I was pleased to see yesterday the announcement of a new journal, the Journal of Comments and Replications in Economics. As the name implies, it will publish articles that comment on or attempt to replicate previously published economics papers.
While empirical economics papers have in some ways become more believable over time, it is still rare for anyone to verify whether the results can actually be replicated, and formal comments on potential problems in published papers have actually become less common over time (though Econ Journal Watch has been a good outlet for comments).
The ability to independently verify and replicate findings should be at the core of science. But economists, like most other disciplines, are generally too focused on publishing original work to test whether already-published papers hold up. When we do try to replicate existing work, the results aren’t very encouraging; at best 80% of economics papers replicate.

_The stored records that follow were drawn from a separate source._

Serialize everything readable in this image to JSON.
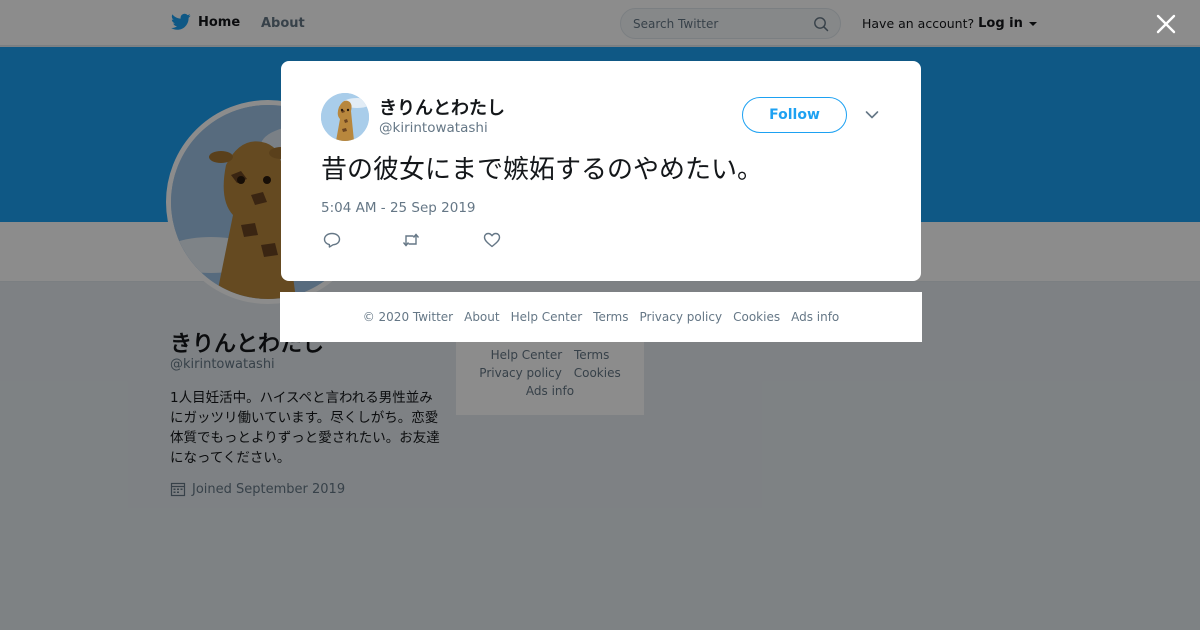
{
  "topbar": {
    "home_label": "Home",
    "about_label": "About",
    "search_placeholder": "Search Twitter",
    "account_prompt": "Have an account?",
    "login_label": "Log in"
  },
  "profile": {
    "name": "きりんとわたし",
    "handle": "@kirintowatashi",
    "bio": "1人目妊活中。ハイスペと言われる男性並みにガッツリ働いています。尽くしがち。恋愛体質でもっとよりずっと愛されたい。お友達になってください。",
    "joined": "Joined September 2019"
  },
  "side_footer": {
    "links": [
      "Help Center",
      "Terms",
      "Privacy policy",
      "Cookies",
      "Ads info"
    ]
  },
  "tweet": {
    "name": "きりんとわたし",
    "handle": "@kirintowatashi",
    "follow_label": "Follow",
    "text": "昔の彼女にまで嫉妬するのやめたい。",
    "timestamp": "5:04 AM - 25 Sep 2019"
  },
  "footer": {
    "links": [
      "© 2020 Twitter",
      "About",
      "Help Center",
      "Terms",
      "Privacy policy",
      "Cookies",
      "Ads info"
    ]
  },
  "colors": {
    "brand": "#1da1f2",
    "secondary_text": "#657786"
  },
  "icons": [
    "twitter-bird-icon",
    "search-icon",
    "close-icon",
    "chevron-down-icon",
    "reply-icon",
    "retweet-icon",
    "like-icon",
    "calendar-icon"
  ]
}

If we want people to trust and rely on our work, we need to do better than that. The US Department of Defense agrees, and funded a huge project to determine what types of social science research hold up to scrutiny. I’ve been a bit involved in this and hope to sum up some of the results once this semester is over. For now, I’ll just say I’m happy to see the new Journal of Comments and Replications in Economics (and that it is both free and open-access, a rare combo) and I hope this represents one more small step towards economics being a real science.